How important is the issue of medical coverage for voters in determining who will be the next President of the U.S.? How will it affect consumers at retail?
As the elections inch closer, each presidential nominee has introduced their own health insurance plan with promises that, should they be elected, it will change the way our healthcare system provides for those Americans who become sick or get injured.
But it can be difficult to keep track of them all, and this is why the Sign-on San Diego website recently ran an article on the major presidential candidates and the health insurance plan each one has been talking up.
For the top three Republicans, it looks as though tax breaks will be the most popular means of financing medical coverage.
Rudy Giuliani has proposed a tax deduction of $7,500 for people who don’t have employer-based health insurance, as well as giving health care vouchers to poor people.
Mike Huckabee has taken a different approach, saying that guaranteeing health care isn’t the government’s responsibility. He does believe, however, that medical coverage should be deductible for families and transferable among jobs.
And Mitt Romney favors “market reforms” for his health insurance plan, which others suggest is code for “tax breaks to subsidize premiums.”
In the Democratic corner, universal healthcare, or something very similar, is the name of the game.
Hillary Rodham Clinton has claimed she would set a goal of universal health coverage by the end of a second term, and wants to require people to buy health insurance. She also would like to require companies to provide medical coverage to employees regardless of medical history.
John Edwards has been even more aggressive, claiming he would put universal health care in place as soon as he takes office. Mr. Edwards says he will pay for the plan by repealing the Bush tax cut on people earning more than $200,000 a year.
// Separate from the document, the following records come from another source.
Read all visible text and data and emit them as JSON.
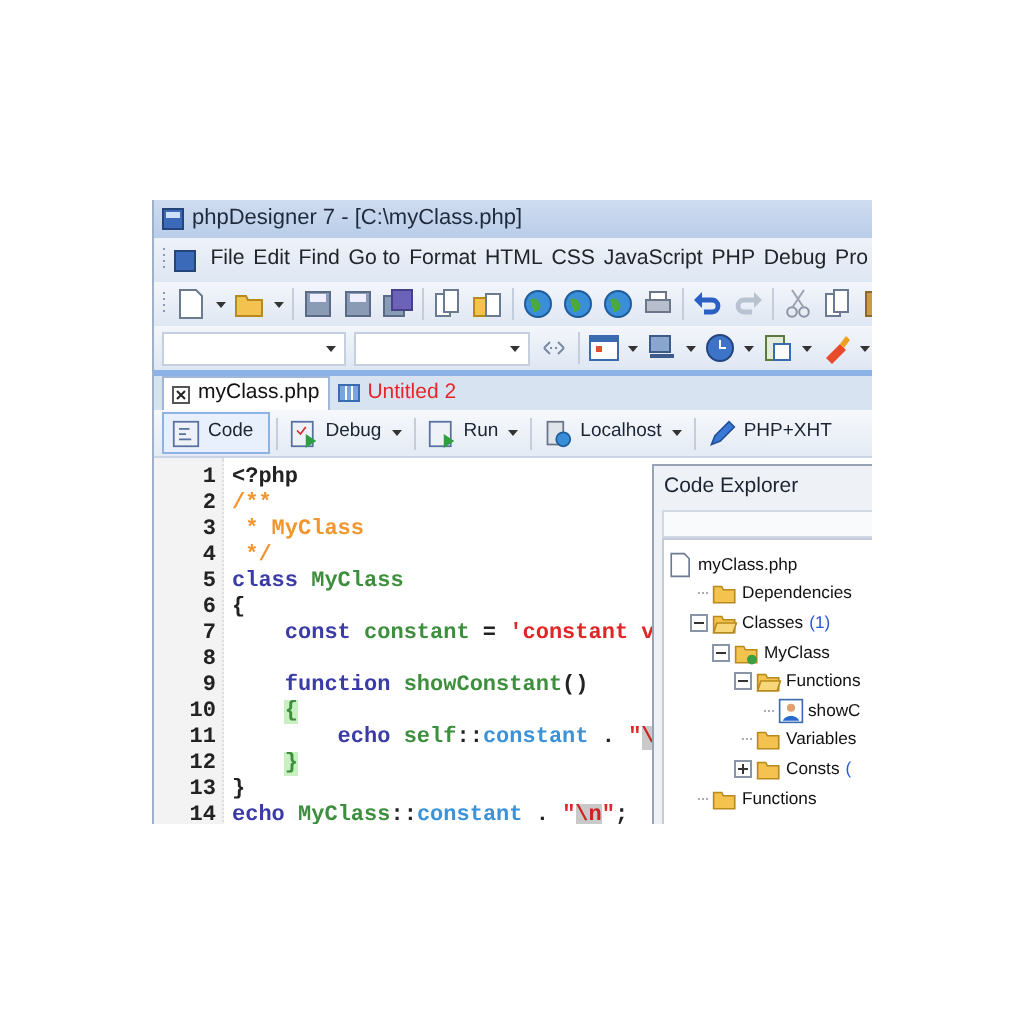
{
  "window": {
    "title": "phpDesigner 7 - [C:\\myClass.php]"
  },
  "menu": [
    "File",
    "Edit",
    "Find",
    "Go to",
    "Format",
    "HTML",
    "CSS",
    "JavaScript",
    "PHP",
    "Debug",
    "Pro"
  ],
  "tabs": [
    {
      "label": "myClass.php",
      "selected": true,
      "unsaved": false
    },
    {
      "label": "Untitled 2",
      "selected": false,
      "unsaved": true
    }
  ],
  "mode_buttons": [
    {
      "label": "Code",
      "kind": "code",
      "selected": true,
      "dropdown": false
    },
    {
      "label": "Debug",
      "kind": "debug",
      "selected": false,
      "dropdown": true
    },
    {
      "label": "Run",
      "kind": "run",
      "selected": false,
      "dropdown": true
    },
    {
      "label": "Localhost",
      "kind": "server",
      "selected": false,
      "dropdown": true
    },
    {
      "label": "PHP+XHT",
      "kind": "pencil",
      "selected": false,
      "dropdown": false
    }
  ],
  "code_lines": [
    {
      "number": "1",
      "tokens": [
        {
          "text": "<?php",
          "color": "#222222"
        }
      ]
    },
    {
      "number": "2",
      "tokens": [
        {
          "text": "/**",
          "color": "#f2952e"
        }
      ]
    },
    {
      "number": "3",
      "tokens": [
        {
          "text": " * MyClass",
          "color": "#f2952e"
        }
      ]
    },
    {
      "number": "4",
      "tokens": [
        {
          "text": " */",
          "color": "#f2952e"
        }
      ]
    },
    {
      "number": "5",
      "tokens": [
        {
          "text": "class ",
          "color": "#3b3ba8"
        },
        {
          "text": "MyClass",
          "color": "#3d8f3d"
        }
      ]
    },
    {
      "number": "6",
      "tokens": [
        {
          "text": "{",
          "color": "#222222"
        }
      ]
    },
    {
      "number": "7",
      "tokens": [
        {
          "text": "    const ",
          "color": "#3b3ba8"
        },
        {
          "text": "constant",
          "color": "#3d8f3d"
        },
        {
          "text": " = ",
          "color": "#222222"
        },
        {
          "text": "'constant v",
          "color": "#e02626"
        }
      ]
    },
    {
      "number": "8"
    },
    {
      "number": "9",
      "tokens": [
        {
          "text": "    function ",
          "color": "#3b3ba8"
        },
        {
          "text": "showConstant",
          "color": "#3d8f3d"
        },
        {
          "text": "()",
          "color": "#222222"
        }
      ]
    },
    {
      "number": "10",
      "tokens": [
        {
          "text": "    {",
          "color": "#3d8f3d",
          "kind": "match"
        }
      ]
    },
    {
      "number": "11",
      "tokens": [
        {
          "text": "        echo ",
          "color": "#3b3ba8"
        },
        {
          "text": "self",
          "color": "#3d8f3d"
        },
        {
          "text": "::",
          "color": "#222222"
        },
        {
          "text": "constant",
          "color": "#3c92d8"
        },
        {
          "text": " . ",
          "color": "#222222"
        },
        {
          "text": "\"",
          "color": "#e02626"
        },
        {
          "text": "\\",
          "color": "#d02020",
          "kind": "escape"
        }
      ]
    },
    {
      "number": "12",
      "tokens": [
        {
          "text": "    }",
          "color": "#3d8f3d",
          "kind": "match"
        }
      ]
    },
    {
      "number": "13",
      "tokens": [
        {
          "text": "}",
          "color": "#222222"
        }
      ]
    },
    {
      "number": "14",
      "tokens": [
        {
          "text": "echo ",
          "color": "#3b3ba8"
        },
        {
          "text": "MyClass",
          "color": "#3d8f3d"
        },
        {
          "text": "::",
          "color": "#222222"
        },
        {
          "text": "constant",
          "color": "#3c92d8"
        },
        {
          "text": " . ",
          "color": "#222222"
        },
        {
          "text": "\"",
          "color": "#e02626"
        },
        {
          "text": "\\n",
          "color": "#d02020",
          "kind": "escape"
        },
        {
          "text": "\"",
          "color": "#e02626"
        },
        {
          "text": ";",
          "color": "#222222"
        }
      ]
    }
  ],
  "explorer": {
    "title": "Code Explorer",
    "tree": [
      {
        "label": "myClass.php",
        "kind": "file",
        "children": [
          {
            "label": "Dependencies",
            "kind": "folder"
          },
          {
            "label": "Classes",
            "count": "(1)",
            "kind": "folder-open",
            "expanded": true,
            "children": [
              {
                "label": "MyClass",
                "kind": "class",
                "expanded": true,
                "children": [
                  {
                    "label": "Functions",
                    "kind": "folder-open",
                    "expanded": true,
                    "children": [
                      {
                        "label": "showC",
                        "kind": "method"
                      }
                    ]
                  },
                  {
                    "label": "Variables",
                    "kind": "folder"
                  },
                  {
                    "label": "Consts",
                    "count": "(",
                    "kind": "folder",
                    "expanded": false
                  }
                ]
              }
            ]
          },
          {
            "label": "Functions",
            "kind": "folder"
          }
        ]
      }
    ]
  }
}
The Barack Obama healthcare plan is a bit more conservative. He has proposed creating a national health insurance pool and subsidizing those who can’t afford available group rates. Employers would need to offer coverage, but it wouldn’t be mandatory.
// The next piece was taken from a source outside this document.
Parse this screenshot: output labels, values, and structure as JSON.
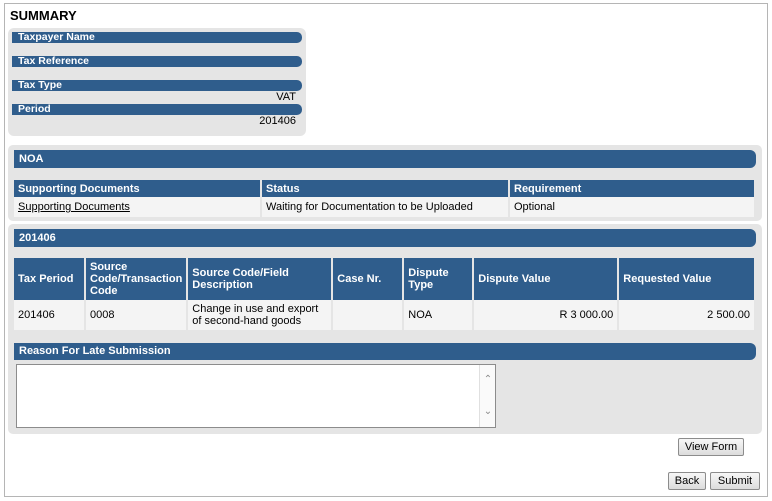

With all the excitement regarding upcoming elections, it’s hard to know whose
plan will succeed and whose won’t. What we do know is that the winner’s healthcare
plan has the potential to effect the lives and livelihood of every American.
Not only will the type of healthcare plan Americans can enroll in effect how
they purchase healthcare products (HSAs and FSAs, for example), but also may
go a long way in determining whether Americans have more or less disposable
income. This, in turn, may impact consumer shopping habits relative to healthcare
Discussion Questions: How important is the healthcare coverage issue to consumers and will it play a major or minor role in determining who becomes the next President of the United States? How will the healthcare proposals being debated by the candidates effect consumers if they are made into law? What will be the impact at retail?